I leave my house at 7:30 a.m., joining the throngs of bustling professionals, street vendors hawking yogurt, gelatin and steaming coffee, and the occasional guitar player. I walk the tree-lined streets of Polanco and descend the gray marble steps into the dim station. When I ride the metro, I truly feel that I live in a city of 20 million. So many feet have padded down these steps that they carry smooth rounded hollows, as though a constant waterfall has dripped its way down over hundreds of years. I step into the flow of people pouring into the station and we line the tracks to wait in the stifling heat of the tunnel. Within minutes, an orange car whooshes up, packed with people.
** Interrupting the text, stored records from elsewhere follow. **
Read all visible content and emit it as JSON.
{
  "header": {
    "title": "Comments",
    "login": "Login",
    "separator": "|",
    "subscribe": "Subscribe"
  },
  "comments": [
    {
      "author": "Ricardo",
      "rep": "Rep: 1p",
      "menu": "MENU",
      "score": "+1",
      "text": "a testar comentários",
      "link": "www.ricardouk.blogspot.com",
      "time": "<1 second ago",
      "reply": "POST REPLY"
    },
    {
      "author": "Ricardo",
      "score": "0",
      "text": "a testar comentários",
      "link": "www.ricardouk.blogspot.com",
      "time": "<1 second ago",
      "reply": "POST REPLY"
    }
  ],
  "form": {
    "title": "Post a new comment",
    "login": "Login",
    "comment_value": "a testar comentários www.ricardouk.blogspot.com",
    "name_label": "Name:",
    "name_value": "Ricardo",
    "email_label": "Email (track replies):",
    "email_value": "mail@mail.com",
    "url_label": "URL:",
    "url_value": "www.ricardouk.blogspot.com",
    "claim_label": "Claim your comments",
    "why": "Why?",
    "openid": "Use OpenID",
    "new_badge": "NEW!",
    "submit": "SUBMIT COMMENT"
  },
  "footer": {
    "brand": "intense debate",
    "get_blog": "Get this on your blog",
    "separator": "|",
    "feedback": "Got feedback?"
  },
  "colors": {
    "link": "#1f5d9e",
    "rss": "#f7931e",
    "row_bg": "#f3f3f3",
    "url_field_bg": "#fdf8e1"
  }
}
Some push out, some push in, and we’re off again.
A young guy, sometimes really just a boy, unzips his backpack to reveal a speaker and immediately starts blasting us with either ranchera music, the equivalent of America’s twangy country-western, lovesick trovas and boleros, or Spanish versions of American hits ranging from the Beatles to Celine Dion. The burned CDs always cost 10 pesos. Like all the vendors, his pitch is a torrent of familiar words, delivered in a bizarre, high-pitched voice which I’ve learned preserves the vocal chords over a long workday. By the next station, he’s hopped off and another’s hopped on, abruptly changing the soundtrack of our ride.
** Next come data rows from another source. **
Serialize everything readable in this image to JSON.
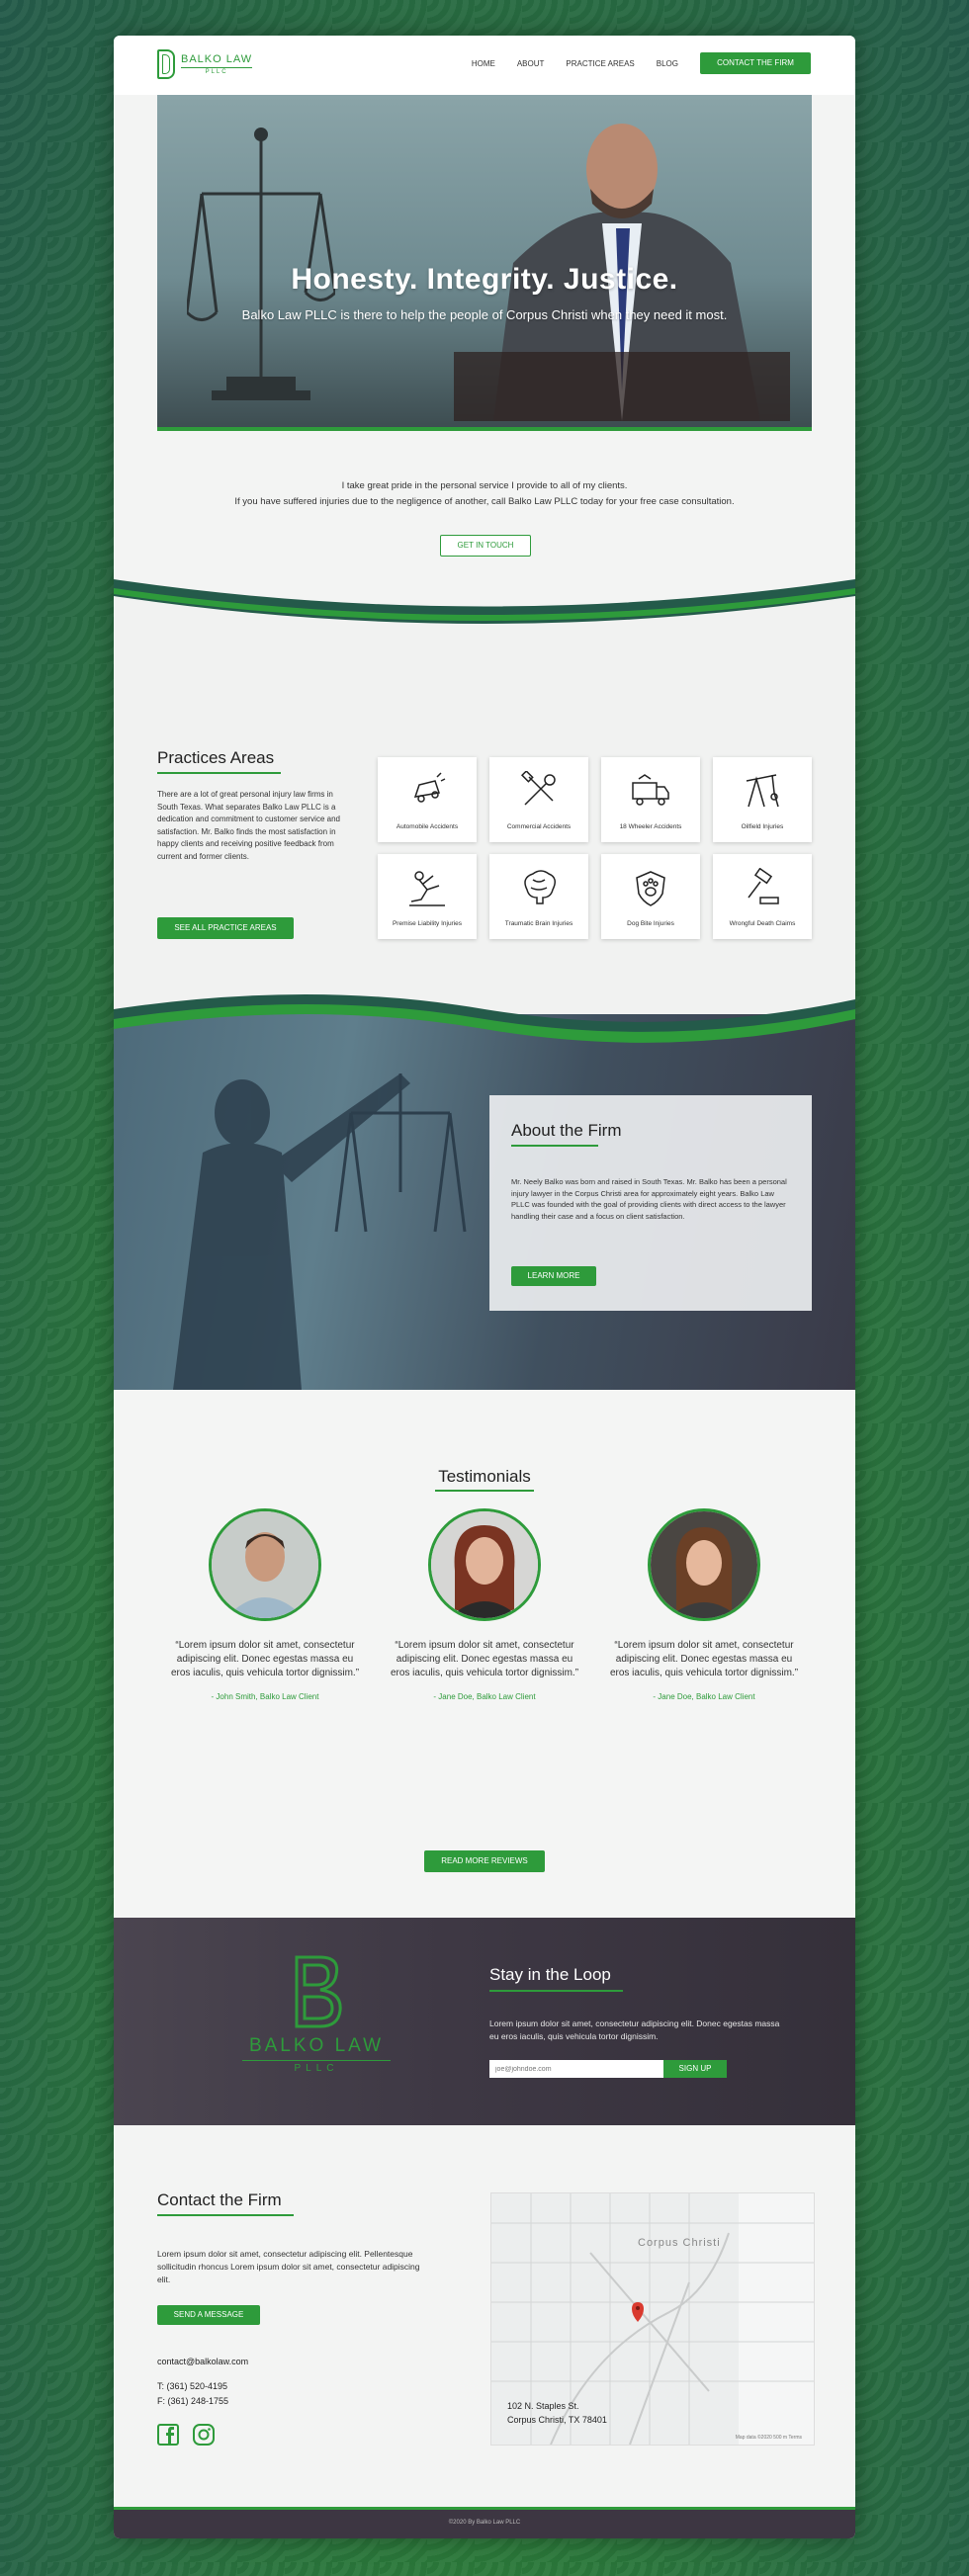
{
  "header": {
    "logo_name": "BALKO LAW",
    "logo_sub": "PLLC",
    "nav": [
      "HOME",
      "ABOUT",
      "PRACTICE AREAS",
      "BLOG"
    ],
    "cta": "CONTACT THE FIRM"
  },
  "hero": {
    "title": "Honesty. Integrity. Justice.",
    "subtitle": "Balko Law PLLC is there to help the people of Corpus Christi when they need it most."
  },
  "intro": {
    "line1": "I take great pride in the personal service I provide to all of my clients.",
    "line2": "If you have suffered injuries due to the negligence of another, call Balko Law PLLC today for your free case consultation.",
    "button": "GET IN TOUCH"
  },
  "practices": {
    "title": "Practices Areas",
    "text": "There are a lot of great personal injury law firms in South Texas.  What separates Balko Law PLLC is a dedication and commitment to customer service and satisfaction. Mr. Balko finds the most satisfaction in happy clients and receiving positive feedback from current and former clients.",
    "button": "SEE ALL PRACTICE AREAS",
    "areas": [
      {
        "label": "Automobile Accidents",
        "icon": "car-crash-icon"
      },
      {
        "label": "Commercial Accidents",
        "icon": "tools-icon"
      },
      {
        "label": "18 Wheeler Accidents",
        "icon": "truck-icon"
      },
      {
        "label": "Oilfield Injuries",
        "icon": "oil-pump-icon"
      },
      {
        "label": "Premise Liability Injuries",
        "icon": "slip-fall-icon"
      },
      {
        "label": "Traumatic Brain Injuries",
        "icon": "brain-icon"
      },
      {
        "label": "Dog Bite Injuries",
        "icon": "paw-shield-icon"
      },
      {
        "label": "Wrongful Death Claims",
        "icon": "gavel-icon"
      }
    ]
  },
  "about": {
    "title": "About the Firm",
    "text": "Mr. Neely Balko was born and raised in South Texas. Mr. Balko has been a personal injury lawyer in the Corpus Christi area for approximately eight years. Balko Law PLLC was founded with the goal of providing clients with direct access to the lawyer handling their case and a focus on client satisfaction.",
    "button": "LEARN MORE"
  },
  "testimonials": {
    "title": "Testimonials",
    "items": [
      {
        "quote": "“Lorem ipsum dolor sit amet, consectetur adipiscing elit. Donec egestas massa eu eros iaculis, quis vehicula tortor dignissim.”",
        "author": "- John Smith, Balko Law Client"
      },
      {
        "quote": "“Lorem ipsum dolor sit amet, consectetur adipiscing elit. Donec egestas massa eu eros iaculis, quis vehicula tortor dignissim.”",
        "author": "- Jane Doe, Balko Law Client"
      },
      {
        "quote": "“Lorem ipsum dolor sit amet, consectetur adipiscing elit. Donec egestas massa eu eros iaculis, quis vehicula tortor dignissim.”",
        "author": "- Jane Doe, Balko Law Client"
      }
    ],
    "button": "READ MORE REVIEWS"
  },
  "newsletter": {
    "logo_name": "BALKO LAW",
    "logo_sub": "PLLC",
    "title": "Stay in the Loop",
    "text": "Lorem ipsum dolor sit amet, consectetur adipiscing elit. Donec egestas massa eu eros iaculis, quis vehicula tortor dignissim.",
    "placeholder": "joe@johndoe.com",
    "button": "SIGN UP"
  },
  "contact": {
    "title": "Contact the Firm",
    "text": "Lorem ipsum dolor sit amet, consectetur adipiscing elit. Pellentesque sollicitudin rhoncus Lorem ipsum dolor sit amet, consectetur adipiscing elit.",
    "button": "SEND A MESSAGE",
    "email": "contact@balkolaw.com",
    "phone": "T: (361) 520-4195",
    "fax": "F: (361) 248-1755",
    "map_city": "Corpus Christi",
    "address_line1": "102 N. Staples St.",
    "address_line2": "Corpus Christi, TX 78401",
    "map_footer": "Map data ©2020   500 m   Terms"
  },
  "footer": {
    "text": "©2020 By Balko Law PLLC"
  },
  "colors": {
    "accent": "#2e9b3b",
    "dark": "#3d3642"
  }
}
We pour off the train at Tacubaya, and wind our way to the brown line. The only people talking have cell phones pressed to their ears. Otherwise, there is no noise but the rustling of nylon and polyester and the shuffling of feet. Strains of music wind their way from some other nook or cranny of the station. Parts of the passageways are lined with small booths hawking primarily pizza, donuts and other unhealthy food and “productos naturistas,” just in case you want to pick up a homeopathic remedy for your male-pattern baldness on your morning commute.
One day, the brown line was down so my friend and I had to hop on the lengthier pink line. When we reached Tacubaya, we popped out into a cavern of intricate murals that seemed like a subterranean church. I had never been to this part of the station – I don’t know if I could find my way back again.
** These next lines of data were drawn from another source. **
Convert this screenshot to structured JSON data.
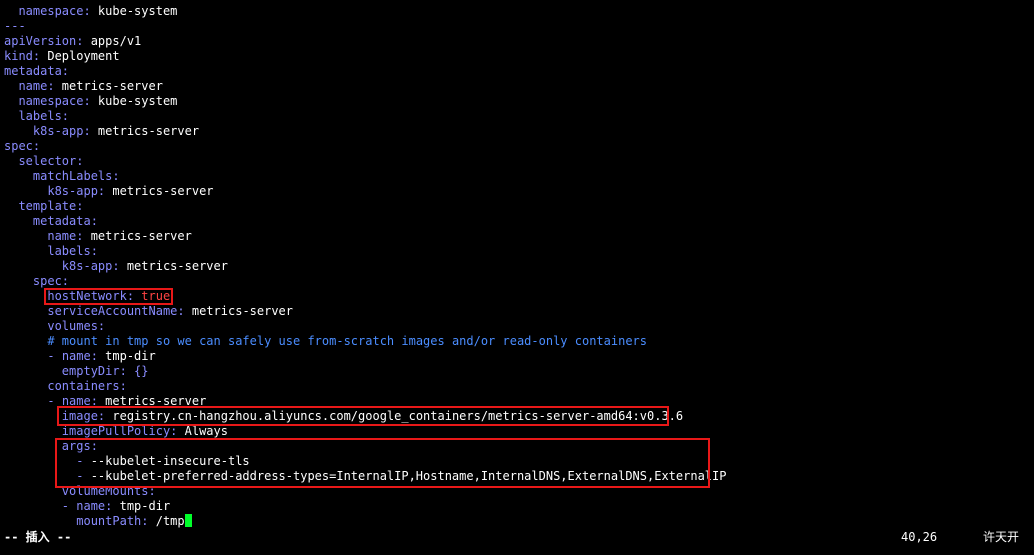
{
  "editor": {
    "lines": [
      {
        "segments": [
          {
            "text": "  ",
            "cls": ""
          },
          {
            "text": "namespace:",
            "cls": "k"
          },
          {
            "text": " kube-system",
            "cls": ""
          }
        ]
      },
      {
        "segments": [
          {
            "text": "---",
            "cls": "dash"
          }
        ]
      },
      {
        "segments": [
          {
            "text": "apiVersion:",
            "cls": "k"
          },
          {
            "text": " apps/v1",
            "cls": ""
          }
        ]
      },
      {
        "segments": [
          {
            "text": "kind:",
            "cls": "k"
          },
          {
            "text": " Deployment",
            "cls": ""
          }
        ]
      },
      {
        "segments": [
          {
            "text": "metadata:",
            "cls": "k"
          }
        ]
      },
      {
        "segments": [
          {
            "text": "  ",
            "cls": ""
          },
          {
            "text": "name:",
            "cls": "k"
          },
          {
            "text": " metrics-server",
            "cls": ""
          }
        ]
      },
      {
        "segments": [
          {
            "text": "  ",
            "cls": ""
          },
          {
            "text": "namespace:",
            "cls": "k"
          },
          {
            "text": " kube-system",
            "cls": ""
          }
        ]
      },
      {
        "segments": [
          {
            "text": "  ",
            "cls": ""
          },
          {
            "text": "labels:",
            "cls": "k"
          }
        ]
      },
      {
        "segments": [
          {
            "text": "    ",
            "cls": ""
          },
          {
            "text": "k8s-app:",
            "cls": "k"
          },
          {
            "text": " metrics-server",
            "cls": ""
          }
        ]
      },
      {
        "segments": [
          {
            "text": "spec:",
            "cls": "k"
          }
        ]
      },
      {
        "segments": [
          {
            "text": "  ",
            "cls": ""
          },
          {
            "text": "selector:",
            "cls": "k"
          }
        ]
      },
      {
        "segments": [
          {
            "text": "    ",
            "cls": ""
          },
          {
            "text": "matchLabels:",
            "cls": "k"
          }
        ]
      },
      {
        "segments": [
          {
            "text": "      ",
            "cls": ""
          },
          {
            "text": "k8s-app:",
            "cls": "k"
          },
          {
            "text": " metrics-server",
            "cls": ""
          }
        ]
      },
      {
        "segments": [
          {
            "text": "  ",
            "cls": ""
          },
          {
            "text": "template:",
            "cls": "k"
          }
        ]
      },
      {
        "segments": [
          {
            "text": "    ",
            "cls": ""
          },
          {
            "text": "metadata:",
            "cls": "k"
          }
        ]
      },
      {
        "segments": [
          {
            "text": "      ",
            "cls": ""
          },
          {
            "text": "name:",
            "cls": "k"
          },
          {
            "text": " metrics-server",
            "cls": ""
          }
        ]
      },
      {
        "segments": [
          {
            "text": "      ",
            "cls": ""
          },
          {
            "text": "labels:",
            "cls": "k"
          }
        ]
      },
      {
        "segments": [
          {
            "text": "        ",
            "cls": ""
          },
          {
            "text": "k8s-app:",
            "cls": "k"
          },
          {
            "text": " metrics-server",
            "cls": ""
          }
        ]
      },
      {
        "segments": [
          {
            "text": "    ",
            "cls": ""
          },
          {
            "text": "spec:",
            "cls": "k"
          }
        ]
      },
      {
        "segments": [
          {
            "text": "      ",
            "cls": ""
          },
          {
            "text": "hostNetwork:",
            "cls": "k"
          },
          {
            "text": " ",
            "cls": ""
          },
          {
            "text": "true",
            "cls": "red"
          }
        ]
      },
      {
        "segments": [
          {
            "text": "      ",
            "cls": ""
          },
          {
            "text": "serviceAccountName:",
            "cls": "k"
          },
          {
            "text": " metrics-server",
            "cls": ""
          }
        ]
      },
      {
        "segments": [
          {
            "text": "      ",
            "cls": ""
          },
          {
            "text": "volumes:",
            "cls": "k"
          }
        ]
      },
      {
        "segments": [
          {
            "text": "      ",
            "cls": ""
          },
          {
            "text": "# mount in tmp so we can safely use from-scratch images and/or read-only containers",
            "cls": "cm"
          }
        ]
      },
      {
        "segments": [
          {
            "text": "      ",
            "cls": ""
          },
          {
            "text": "- ",
            "cls": "k"
          },
          {
            "text": "name:",
            "cls": "k"
          },
          {
            "text": " tmp-dir",
            "cls": ""
          }
        ]
      },
      {
        "segments": [
          {
            "text": "        ",
            "cls": ""
          },
          {
            "text": "emptyDir:",
            "cls": "k"
          },
          {
            "text": " {}",
            "cls": "k"
          }
        ]
      },
      {
        "segments": [
          {
            "text": "      ",
            "cls": ""
          },
          {
            "text": "containers:",
            "cls": "k"
          }
        ]
      },
      {
        "segments": [
          {
            "text": "      ",
            "cls": ""
          },
          {
            "text": "- ",
            "cls": "k"
          },
          {
            "text": "name:",
            "cls": "k"
          },
          {
            "text": " metrics-server",
            "cls": ""
          }
        ]
      },
      {
        "segments": [
          {
            "text": "        ",
            "cls": ""
          },
          {
            "text": "image:",
            "cls": "k"
          },
          {
            "text": " registry.cn-hangzhou.aliyuncs.com/google_containers/metrics-server-amd64:v0.3.6",
            "cls": ""
          }
        ]
      },
      {
        "segments": [
          {
            "text": "        ",
            "cls": ""
          },
          {
            "text": "imagePullPolicy:",
            "cls": "k"
          },
          {
            "text": " Always",
            "cls": ""
          }
        ]
      },
      {
        "segments": [
          {
            "text": "        ",
            "cls": ""
          },
          {
            "text": "args:",
            "cls": "k"
          }
        ]
      },
      {
        "segments": [
          {
            "text": "          ",
            "cls": ""
          },
          {
            "text": "- ",
            "cls": "k"
          },
          {
            "text": "--kubelet-insecure-tls",
            "cls": ""
          }
        ]
      },
      {
        "segments": [
          {
            "text": "          ",
            "cls": ""
          },
          {
            "text": "- ",
            "cls": "k"
          },
          {
            "text": "--kubelet-preferred-address-types=InternalIP,Hostname,InternalDNS,ExternalDNS,ExternalIP",
            "cls": ""
          }
        ]
      },
      {
        "segments": [
          {
            "text": "        ",
            "cls": ""
          },
          {
            "text": "volumeMounts:",
            "cls": "k"
          }
        ]
      },
      {
        "segments": [
          {
            "text": "        ",
            "cls": ""
          },
          {
            "text": "- ",
            "cls": "k"
          },
          {
            "text": "name:",
            "cls": "k"
          },
          {
            "text": " tmp-dir",
            "cls": ""
          }
        ]
      },
      {
        "segments": [
          {
            "text": "          ",
            "cls": ""
          },
          {
            "text": "mountPath:",
            "cls": "k"
          },
          {
            "text": " /tmp",
            "cls": ""
          }
        ],
        "cursor": true
      }
    ]
  },
  "status": {
    "mode": "-- 插入 --",
    "position": "40,26",
    "scroll": "许天开"
  },
  "colors": {
    "key": "#8a8cff",
    "comment": "#4b8dff",
    "boolean": "#ff4444",
    "highlight_box": "#e81818",
    "cursor": "#00ff2a",
    "background": "#000000"
  }
}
I know I’m close to my destination when orange sunlight oozes through the gloom, a sunbeam catching a face here, a purse there as we emerge from the bowels of the metro.